**Exercise brief:**
The answer must be one number: how many lines in the records below contain the string "chevron".

┌──

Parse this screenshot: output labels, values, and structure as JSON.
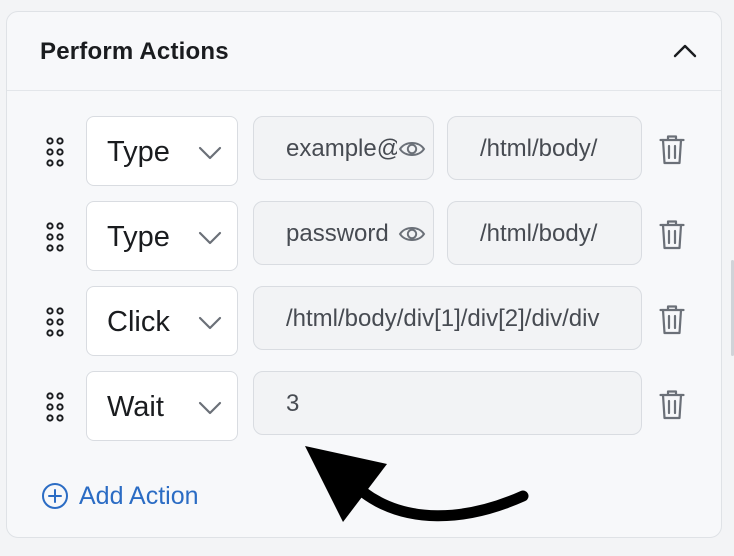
{
  "panel": {
    "title": "Perform Actions",
    "collapse_icon": "chevron-up-icon"
  },
  "actions": [
    {
      "type": "Type",
      "value": "example@",
      "xpath": "/html/body/",
      "has_eye": true
    },
    {
      "type": "Type",
      "value": "password",
      "xpath": "/html/body/",
      "has_eye": true
    },
    {
      "type": "Click",
      "value": "/html/body/div[1]/div[2]/div/div",
      "has_eye": false
    },
    {
      "type": "Wait",
      "value": "3",
      "has_eye": false
    }
  ],
  "add_action": {
    "label": "Add Action",
    "icon": "plus-circle-icon"
  },
  "icons": {
    "drag": "drag-handle-icon",
    "dropdown": "chevron-down-icon",
    "visibility": "eye-icon",
    "delete": "trash-icon"
  },
  "colors": {
    "accent": "#2b6cc4",
    "text": "#1a1c1f",
    "muted_icon": "#6b7078",
    "field_bg": "#f2f3f5",
    "arrow": "#000000"
  }
}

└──

**Response to the exercise:**
2